Berenice (* 28 BCE ‒ † ?)
Berenice, the oldest daughter of Agrippa I and sister of Herod Agrippa II, was a Jewish queen (Fig. C.). After several short marriages, among them to her uncle Herod of Chalcis, she went to live with her brother, with whom she was said to have a relationship. She appears to have assumed the position of queen beside Agrippa II in all areas. Berenice was highly engaged politically at the time of the First Jewish War (66 – 70 CE). According to Flavius Josephus, she is said to have vainly attempted “with bare feet” to dissuade the procurator Gessius Florus from massacring the Jewish populace (De bello Iudaico 2,310 ff.). Roman sources also describe her as dynamic, while her brother frequently appears only as her companion.
Berenice maintained a long affair with the later emperor Titus, whom she had met during the First Jewish War. She was considered inappropriate to be the wife of an emperor due to her religion and ancestry, and perhaps also her age, and the two were forced to separate when Titus was elevated to emperor in 79 CE. Berenice’s fate during the last years of her life is largely unknown; the exact date of her death is also unclear.
The Women in Coinage
Livia is the first woman to be shown in Jewish coinage. Her portrait, with her typically knotted hair, is presented in the Jewish coinage of the tetrarch Herod Philip (4 BCE – 34 CE) with the Greek legend ΙΟΥΛΙΑ CEΒΑCΤH (Julia Sebaste). The reverse shows three spikes of grain held by a hand and the accompanying inscription ΚΑΡΠΟΦΟΡΟC (karpophoros, that is, bearing fruit) (No.1A). The combination of the three spikes of grain with the term karpophoros is commonly seen in connection with the fertility goddess Demeter or Ceres. Emperor Tiberius had forbidden the deification of his mother following her death in 29 CE, but a connection between Livia and Demeter-Ceres, which enabled an indirect cultic worship, is documented in the eastern regions of the Roman Empire. This appears to find expression in coin No.1A.
The nearest parallels, showing a certain correspondence with this depiction by Philip, come from Alexandria, where the Livian iconography played an earlier and much larger role (No.6A). Livia first became part of imperial coinage with a coin type minted by Tiberius on her recovery following a serious illness in 22 CE (No.7B), to be followed by the later women of the imperial house (for example No.8B). Even before, on coins of the procurator Valerius Gratus (15 – 26 CE), Livia’s Greek name was given together with that of her son Tiberius (No.5B).

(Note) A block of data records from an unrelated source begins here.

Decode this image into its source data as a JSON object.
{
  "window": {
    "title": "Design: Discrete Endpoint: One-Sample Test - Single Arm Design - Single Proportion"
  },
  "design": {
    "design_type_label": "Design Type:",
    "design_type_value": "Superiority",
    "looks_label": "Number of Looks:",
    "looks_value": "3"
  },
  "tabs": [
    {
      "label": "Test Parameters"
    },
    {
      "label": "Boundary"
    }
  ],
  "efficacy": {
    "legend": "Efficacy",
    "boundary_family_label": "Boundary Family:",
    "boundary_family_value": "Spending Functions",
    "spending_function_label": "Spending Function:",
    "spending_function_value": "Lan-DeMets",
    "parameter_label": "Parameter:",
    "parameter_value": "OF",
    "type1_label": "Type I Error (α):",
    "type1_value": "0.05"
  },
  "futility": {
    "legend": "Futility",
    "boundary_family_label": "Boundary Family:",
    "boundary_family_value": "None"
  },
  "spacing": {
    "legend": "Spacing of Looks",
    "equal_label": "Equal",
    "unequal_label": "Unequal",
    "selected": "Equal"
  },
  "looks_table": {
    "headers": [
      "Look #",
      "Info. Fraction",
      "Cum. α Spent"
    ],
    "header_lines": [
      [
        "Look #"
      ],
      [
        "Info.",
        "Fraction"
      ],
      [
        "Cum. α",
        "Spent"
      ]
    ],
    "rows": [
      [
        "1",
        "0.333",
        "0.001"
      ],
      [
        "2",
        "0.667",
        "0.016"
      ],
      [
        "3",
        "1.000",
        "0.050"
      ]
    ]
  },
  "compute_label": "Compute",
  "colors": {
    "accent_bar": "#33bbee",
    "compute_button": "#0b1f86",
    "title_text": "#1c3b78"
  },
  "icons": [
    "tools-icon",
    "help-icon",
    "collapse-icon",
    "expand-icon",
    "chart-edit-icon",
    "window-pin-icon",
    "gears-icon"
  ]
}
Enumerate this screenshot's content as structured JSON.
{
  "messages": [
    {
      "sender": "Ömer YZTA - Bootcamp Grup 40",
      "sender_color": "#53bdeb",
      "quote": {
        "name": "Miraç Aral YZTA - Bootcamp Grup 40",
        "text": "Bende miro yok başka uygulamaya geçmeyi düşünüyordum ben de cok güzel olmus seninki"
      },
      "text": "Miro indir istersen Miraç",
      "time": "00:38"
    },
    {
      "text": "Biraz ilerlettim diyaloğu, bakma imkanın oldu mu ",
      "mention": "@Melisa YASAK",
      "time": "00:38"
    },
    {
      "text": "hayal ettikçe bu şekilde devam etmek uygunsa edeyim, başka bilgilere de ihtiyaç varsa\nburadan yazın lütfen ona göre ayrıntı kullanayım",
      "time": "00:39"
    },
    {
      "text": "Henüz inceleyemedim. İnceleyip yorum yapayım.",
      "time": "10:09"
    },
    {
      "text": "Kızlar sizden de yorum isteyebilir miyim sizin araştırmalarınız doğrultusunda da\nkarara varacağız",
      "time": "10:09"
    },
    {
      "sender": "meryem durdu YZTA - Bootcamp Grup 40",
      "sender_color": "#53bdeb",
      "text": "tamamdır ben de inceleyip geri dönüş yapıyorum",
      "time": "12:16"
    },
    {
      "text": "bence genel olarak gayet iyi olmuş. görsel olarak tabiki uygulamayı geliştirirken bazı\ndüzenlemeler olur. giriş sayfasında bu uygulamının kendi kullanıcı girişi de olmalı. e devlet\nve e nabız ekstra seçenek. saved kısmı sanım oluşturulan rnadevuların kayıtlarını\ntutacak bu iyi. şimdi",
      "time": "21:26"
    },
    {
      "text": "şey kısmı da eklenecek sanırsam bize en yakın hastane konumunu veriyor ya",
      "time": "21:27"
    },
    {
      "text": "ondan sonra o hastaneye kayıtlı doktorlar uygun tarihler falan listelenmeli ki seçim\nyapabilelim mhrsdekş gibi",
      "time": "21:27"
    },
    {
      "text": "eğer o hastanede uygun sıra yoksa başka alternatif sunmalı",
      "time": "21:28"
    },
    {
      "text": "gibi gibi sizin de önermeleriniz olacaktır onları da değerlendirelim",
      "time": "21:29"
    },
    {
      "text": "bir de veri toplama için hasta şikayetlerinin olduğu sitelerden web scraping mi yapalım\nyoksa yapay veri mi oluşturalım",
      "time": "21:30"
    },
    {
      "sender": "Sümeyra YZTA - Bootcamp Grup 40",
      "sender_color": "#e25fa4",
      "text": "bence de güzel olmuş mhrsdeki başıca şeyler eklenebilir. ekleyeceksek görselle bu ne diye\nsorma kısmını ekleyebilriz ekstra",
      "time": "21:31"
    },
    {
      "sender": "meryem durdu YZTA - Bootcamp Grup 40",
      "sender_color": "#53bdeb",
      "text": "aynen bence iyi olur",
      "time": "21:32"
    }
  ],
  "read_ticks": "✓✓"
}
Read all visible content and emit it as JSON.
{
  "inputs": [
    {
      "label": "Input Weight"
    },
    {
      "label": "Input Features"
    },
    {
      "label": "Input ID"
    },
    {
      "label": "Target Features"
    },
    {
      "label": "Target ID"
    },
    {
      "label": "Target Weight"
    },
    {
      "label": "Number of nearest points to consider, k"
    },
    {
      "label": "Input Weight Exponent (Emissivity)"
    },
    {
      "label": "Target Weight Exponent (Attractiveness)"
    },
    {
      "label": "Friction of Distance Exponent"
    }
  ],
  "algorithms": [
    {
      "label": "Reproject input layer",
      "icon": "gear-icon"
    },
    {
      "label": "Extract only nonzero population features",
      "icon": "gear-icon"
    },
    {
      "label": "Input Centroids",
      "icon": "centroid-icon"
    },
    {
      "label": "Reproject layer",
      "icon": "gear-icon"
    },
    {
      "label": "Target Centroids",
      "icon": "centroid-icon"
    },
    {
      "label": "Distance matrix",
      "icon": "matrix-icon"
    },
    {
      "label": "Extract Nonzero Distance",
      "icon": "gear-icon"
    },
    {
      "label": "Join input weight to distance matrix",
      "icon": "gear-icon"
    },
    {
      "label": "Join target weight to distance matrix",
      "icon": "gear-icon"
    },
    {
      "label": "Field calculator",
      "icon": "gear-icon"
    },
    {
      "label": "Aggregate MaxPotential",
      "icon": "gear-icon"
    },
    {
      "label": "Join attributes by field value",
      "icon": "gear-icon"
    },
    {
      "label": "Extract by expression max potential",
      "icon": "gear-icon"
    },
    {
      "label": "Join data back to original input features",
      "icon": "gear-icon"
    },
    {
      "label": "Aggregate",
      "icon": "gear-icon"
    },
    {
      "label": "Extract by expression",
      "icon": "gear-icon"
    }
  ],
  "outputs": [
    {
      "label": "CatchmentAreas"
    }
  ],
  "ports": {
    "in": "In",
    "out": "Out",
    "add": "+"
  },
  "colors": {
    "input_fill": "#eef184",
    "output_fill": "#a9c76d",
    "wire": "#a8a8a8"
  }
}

Herod Agrippa I (38 – 44 CE) seized the opportunity to portray women of the Roman imperial house, such as Antonia Minor or his own wife Cypros. In his loyalty to the Roman imperial family, he even introduced otherwise scarcely known depictions of Caligula’s wife Caesonia (No.2B) and his sister Drusilla into coinage. The coin portraits of his wife Cypros emphasize her exceptional position. As Antonia Minor, Cypros also appears as a priestess in the cult of the Divus Augustus.
Berenice, the famous sister of Herod Agrippa II, can also be found on coinage (No.3A). She wears a veil, a common depiction for respectable women in this period. This recalls the earlier pictorial tradition of the female Ptolemies (No.4A), which paved the way for the iconography of Roman women. The reverse shows the Seleucid anchor, a symbol of authority that also emphasizes the right to succession, which underscores Berenice’s position (see above).
U. Hahn, Die Frauen des römischen Kaiserhauses und ihre Ehrungen im griechischen Osten anhand epigraphischer und numismatischer Zeugnisse von Livia bis Sabina, Saarbrücken 1994
Y. Meshorer, A Treasury of Jewish Coins. From the Persian Period to Bar Kokhba, Jerusalem 2001
Y. Meshorer et al., Coins of the Holy Land. The Abraham and Marian Sofaer Collection at the American Numismatic Society and the Israel Museum, New York 2013, 2 vols.
P. Schäfer, Geschichte der Juden in der Antike. Die Juden Palästinas von Alexander dem Großen bis zur arabischen Eroberung, Tübingen 2010